[Web page and app entries]
----------------

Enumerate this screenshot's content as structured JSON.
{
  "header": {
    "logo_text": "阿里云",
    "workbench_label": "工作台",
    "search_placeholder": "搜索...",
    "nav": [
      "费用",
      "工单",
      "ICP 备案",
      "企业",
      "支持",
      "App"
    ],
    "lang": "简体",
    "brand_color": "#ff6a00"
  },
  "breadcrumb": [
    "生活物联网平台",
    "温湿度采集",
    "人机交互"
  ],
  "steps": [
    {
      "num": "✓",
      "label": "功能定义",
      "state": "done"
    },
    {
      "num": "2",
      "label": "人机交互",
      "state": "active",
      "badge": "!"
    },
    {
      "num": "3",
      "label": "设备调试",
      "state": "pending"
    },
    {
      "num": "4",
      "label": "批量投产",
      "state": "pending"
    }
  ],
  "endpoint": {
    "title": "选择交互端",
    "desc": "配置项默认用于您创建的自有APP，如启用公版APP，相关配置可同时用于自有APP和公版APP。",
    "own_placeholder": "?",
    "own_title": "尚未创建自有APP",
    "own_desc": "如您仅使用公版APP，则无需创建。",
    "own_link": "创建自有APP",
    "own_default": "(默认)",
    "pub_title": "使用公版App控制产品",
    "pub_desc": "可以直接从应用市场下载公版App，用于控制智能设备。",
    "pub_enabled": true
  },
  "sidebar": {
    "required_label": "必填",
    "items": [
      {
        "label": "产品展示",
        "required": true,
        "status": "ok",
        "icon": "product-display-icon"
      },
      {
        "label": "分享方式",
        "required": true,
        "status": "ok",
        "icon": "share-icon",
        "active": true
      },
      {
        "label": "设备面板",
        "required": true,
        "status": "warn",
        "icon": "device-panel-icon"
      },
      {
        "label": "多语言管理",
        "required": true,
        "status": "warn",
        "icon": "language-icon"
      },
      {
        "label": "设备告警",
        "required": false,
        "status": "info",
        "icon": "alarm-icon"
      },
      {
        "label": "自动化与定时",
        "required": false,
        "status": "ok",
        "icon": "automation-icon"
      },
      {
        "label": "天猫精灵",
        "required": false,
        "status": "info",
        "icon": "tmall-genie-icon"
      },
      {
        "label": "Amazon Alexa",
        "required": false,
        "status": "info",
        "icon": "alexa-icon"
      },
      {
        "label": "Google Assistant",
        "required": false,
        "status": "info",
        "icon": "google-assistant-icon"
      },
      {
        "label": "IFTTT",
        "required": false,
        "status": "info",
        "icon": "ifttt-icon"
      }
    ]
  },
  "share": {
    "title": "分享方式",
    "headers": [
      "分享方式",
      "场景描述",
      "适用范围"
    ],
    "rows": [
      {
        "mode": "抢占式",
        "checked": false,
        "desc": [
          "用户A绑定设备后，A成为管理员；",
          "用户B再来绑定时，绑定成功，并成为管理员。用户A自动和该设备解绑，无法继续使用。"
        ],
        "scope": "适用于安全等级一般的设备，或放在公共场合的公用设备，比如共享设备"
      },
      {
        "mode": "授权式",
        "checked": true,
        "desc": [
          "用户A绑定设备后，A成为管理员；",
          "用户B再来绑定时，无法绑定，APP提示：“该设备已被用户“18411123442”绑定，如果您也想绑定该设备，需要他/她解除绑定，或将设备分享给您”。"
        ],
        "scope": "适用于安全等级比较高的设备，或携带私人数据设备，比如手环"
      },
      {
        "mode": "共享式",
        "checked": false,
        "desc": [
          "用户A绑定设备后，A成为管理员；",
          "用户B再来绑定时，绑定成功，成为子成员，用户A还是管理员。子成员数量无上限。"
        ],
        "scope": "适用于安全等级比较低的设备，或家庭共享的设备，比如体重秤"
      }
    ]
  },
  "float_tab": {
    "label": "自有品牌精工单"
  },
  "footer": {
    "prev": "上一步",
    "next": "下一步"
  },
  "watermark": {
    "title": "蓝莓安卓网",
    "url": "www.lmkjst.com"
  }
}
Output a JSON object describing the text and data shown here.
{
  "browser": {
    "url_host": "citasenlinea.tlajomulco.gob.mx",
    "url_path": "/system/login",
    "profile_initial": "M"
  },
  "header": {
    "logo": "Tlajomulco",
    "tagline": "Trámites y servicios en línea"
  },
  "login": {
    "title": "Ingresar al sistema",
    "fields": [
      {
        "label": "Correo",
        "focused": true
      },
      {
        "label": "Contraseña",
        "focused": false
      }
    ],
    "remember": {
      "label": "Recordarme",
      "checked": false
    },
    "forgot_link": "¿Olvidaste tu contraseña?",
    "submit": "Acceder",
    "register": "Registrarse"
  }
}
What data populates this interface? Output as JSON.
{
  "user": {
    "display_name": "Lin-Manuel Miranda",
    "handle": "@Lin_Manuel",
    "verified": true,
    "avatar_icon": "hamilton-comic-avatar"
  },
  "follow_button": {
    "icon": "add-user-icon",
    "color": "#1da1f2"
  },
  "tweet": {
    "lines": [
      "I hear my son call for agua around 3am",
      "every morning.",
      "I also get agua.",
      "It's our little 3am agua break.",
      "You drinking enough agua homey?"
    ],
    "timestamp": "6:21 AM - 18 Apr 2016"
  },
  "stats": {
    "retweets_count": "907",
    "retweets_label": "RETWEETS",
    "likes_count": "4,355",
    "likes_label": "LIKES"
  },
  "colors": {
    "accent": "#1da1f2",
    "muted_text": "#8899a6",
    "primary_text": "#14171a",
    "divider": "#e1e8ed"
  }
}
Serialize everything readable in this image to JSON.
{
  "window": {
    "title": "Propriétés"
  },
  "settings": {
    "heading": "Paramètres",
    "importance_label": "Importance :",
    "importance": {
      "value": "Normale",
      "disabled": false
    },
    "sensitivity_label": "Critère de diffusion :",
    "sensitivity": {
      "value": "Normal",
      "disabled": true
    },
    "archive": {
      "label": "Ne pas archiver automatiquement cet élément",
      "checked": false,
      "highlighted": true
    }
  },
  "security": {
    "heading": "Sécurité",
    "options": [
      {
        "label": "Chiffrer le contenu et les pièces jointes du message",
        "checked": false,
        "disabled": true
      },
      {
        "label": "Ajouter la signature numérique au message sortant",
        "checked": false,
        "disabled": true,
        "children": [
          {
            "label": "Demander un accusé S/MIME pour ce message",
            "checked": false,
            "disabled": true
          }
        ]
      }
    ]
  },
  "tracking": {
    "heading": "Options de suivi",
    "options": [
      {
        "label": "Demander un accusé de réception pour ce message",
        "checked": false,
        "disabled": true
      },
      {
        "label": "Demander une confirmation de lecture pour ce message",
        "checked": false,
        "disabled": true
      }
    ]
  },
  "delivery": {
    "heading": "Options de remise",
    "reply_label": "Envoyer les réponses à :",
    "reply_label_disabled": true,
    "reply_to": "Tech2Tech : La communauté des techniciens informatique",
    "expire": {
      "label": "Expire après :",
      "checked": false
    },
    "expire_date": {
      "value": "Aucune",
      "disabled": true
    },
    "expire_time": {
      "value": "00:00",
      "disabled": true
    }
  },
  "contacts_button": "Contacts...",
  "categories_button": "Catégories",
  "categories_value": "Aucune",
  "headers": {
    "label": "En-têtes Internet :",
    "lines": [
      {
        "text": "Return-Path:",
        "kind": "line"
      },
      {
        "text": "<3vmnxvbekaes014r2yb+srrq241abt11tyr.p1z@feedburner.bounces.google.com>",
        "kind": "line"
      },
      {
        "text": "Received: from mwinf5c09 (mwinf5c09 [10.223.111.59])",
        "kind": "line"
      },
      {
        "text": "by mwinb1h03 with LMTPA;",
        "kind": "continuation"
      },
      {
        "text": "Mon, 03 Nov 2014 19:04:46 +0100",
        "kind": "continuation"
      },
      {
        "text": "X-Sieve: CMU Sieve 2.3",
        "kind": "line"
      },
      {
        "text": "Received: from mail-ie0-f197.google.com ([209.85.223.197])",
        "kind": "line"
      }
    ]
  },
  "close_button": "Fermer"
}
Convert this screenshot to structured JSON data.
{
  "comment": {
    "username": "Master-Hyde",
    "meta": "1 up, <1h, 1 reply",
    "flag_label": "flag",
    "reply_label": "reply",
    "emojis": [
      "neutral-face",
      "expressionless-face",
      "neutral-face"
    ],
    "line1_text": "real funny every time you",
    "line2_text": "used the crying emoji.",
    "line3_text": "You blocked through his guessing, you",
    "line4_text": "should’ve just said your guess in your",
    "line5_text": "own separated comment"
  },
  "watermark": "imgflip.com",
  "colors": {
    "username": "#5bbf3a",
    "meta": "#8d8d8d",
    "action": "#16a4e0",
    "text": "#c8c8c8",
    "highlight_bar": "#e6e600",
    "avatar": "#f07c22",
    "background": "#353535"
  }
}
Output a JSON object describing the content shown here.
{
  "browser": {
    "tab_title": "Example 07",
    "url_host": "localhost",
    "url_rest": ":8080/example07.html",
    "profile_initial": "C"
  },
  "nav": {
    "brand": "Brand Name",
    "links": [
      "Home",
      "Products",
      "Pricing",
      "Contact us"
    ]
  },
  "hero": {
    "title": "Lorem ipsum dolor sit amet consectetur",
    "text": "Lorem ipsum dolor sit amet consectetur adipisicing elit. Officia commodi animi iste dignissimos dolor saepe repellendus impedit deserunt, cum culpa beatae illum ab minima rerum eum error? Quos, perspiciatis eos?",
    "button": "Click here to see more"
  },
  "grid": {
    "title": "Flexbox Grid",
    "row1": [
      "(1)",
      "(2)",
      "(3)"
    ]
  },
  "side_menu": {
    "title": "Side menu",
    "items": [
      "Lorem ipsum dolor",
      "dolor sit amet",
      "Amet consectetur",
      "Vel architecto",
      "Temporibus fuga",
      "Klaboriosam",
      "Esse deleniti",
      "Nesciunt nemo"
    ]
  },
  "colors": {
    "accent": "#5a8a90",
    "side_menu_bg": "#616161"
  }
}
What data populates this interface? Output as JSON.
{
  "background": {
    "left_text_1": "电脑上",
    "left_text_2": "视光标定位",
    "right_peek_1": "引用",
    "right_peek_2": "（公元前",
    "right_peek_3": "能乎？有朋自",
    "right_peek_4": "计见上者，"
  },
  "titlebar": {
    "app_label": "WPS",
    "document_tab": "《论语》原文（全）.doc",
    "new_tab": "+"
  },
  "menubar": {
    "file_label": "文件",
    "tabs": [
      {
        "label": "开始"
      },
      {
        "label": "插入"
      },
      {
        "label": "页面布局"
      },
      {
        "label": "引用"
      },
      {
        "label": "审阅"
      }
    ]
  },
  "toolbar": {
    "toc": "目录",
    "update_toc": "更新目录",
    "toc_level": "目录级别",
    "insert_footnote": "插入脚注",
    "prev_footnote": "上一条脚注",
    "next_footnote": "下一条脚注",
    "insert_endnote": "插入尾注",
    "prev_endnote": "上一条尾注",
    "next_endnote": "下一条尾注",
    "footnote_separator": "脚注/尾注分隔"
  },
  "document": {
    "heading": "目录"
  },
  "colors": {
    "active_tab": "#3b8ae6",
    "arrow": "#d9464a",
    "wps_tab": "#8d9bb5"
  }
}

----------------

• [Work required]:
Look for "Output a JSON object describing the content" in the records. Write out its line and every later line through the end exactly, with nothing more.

• [Task output]:
Output a JSON object describing the content shown here.
{
  "browser": {
    "tab_title": "Example 07",
    "url_host": "localhost",
    "url_rest": ":8080/example07.html",
    "profile_initial": "C"
  },
  "nav": {
    "brand": "Brand Name",
    "links": [
      "Home",
      "Products",
      "Pricing",
      "Contact us"
    ]
  },
  "hero": {
    "title": "Lorem ipsum dolor sit amet consectetur",
    "text": "Lorem ipsum dolor sit amet consectetur adipisicing elit. Officia commodi animi iste dignissimos dolor saepe repellendus impedit deserunt, cum culpa beatae illum ab minima rerum eum error? Quos, perspiciatis eos?",
    "button": "Click here to see more"
  },
  "grid": {
    "title": "Flexbox Grid",
    "row1": [
      "(1)",
      "(2)",
      "(3)"
    ]
  },
  "side_menu": {
    "title": "Side menu",
    "items": [
      "Lorem ipsum dolor",
      "dolor sit amet",
      "Amet consectetur",
      "Vel architecto",
      "Temporibus fuga",
      "Klaboriosam",
      "Esse deleniti",
      "Nesciunt nemo"
    ]
  },
  "colors": {
    "accent": "#5a8a90",
    "side_menu_bg": "#616161"
  }
}
What data populates this interface? Output as JSON.
{
  "background": {
    "left_text_1": "电脑上",
    "left_text_2": "视光标定位",
    "right_peek_1": "引用",
    "right_peek_2": "（公元前",
    "right_peek_3": "能乎？有朋自",
    "right_peek_4": "计见上者，"
  },
  "titlebar": {
    "app_label": "WPS",
    "document_tab": "《论语》原文（全）.doc",
    "new_tab": "+"
  },
  "menubar": {
    "file_label": "文件",
    "tabs": [
      {
        "label": "开始"
      },
      {
        "label": "插入"
      },
      {
        "label": "页面布局"
      },
      {
        "label": "引用"
      },
      {
        "label": "审阅"
      }
    ]
  },
  "toolbar": {
    "toc": "目录",
    "update_toc": "更新目录",
    "toc_level": "目录级别",
    "insert_footnote": "插入脚注",
    "prev_footnote": "上一条脚注",
    "next_footnote": "下一条脚注",
    "insert_endnote": "插入尾注",
    "prev_endnote": "上一条尾注",
    "next_endnote": "下一条尾注",
    "footnote_separator": "脚注/尾注分隔"
  },
  "document": {
    "heading": "目录"
  },
  "colors": {
    "active_tab": "#3b8ae6",
    "arrow": "#d9464a",
    "wps_tab": "#8d9bb5"
  }
}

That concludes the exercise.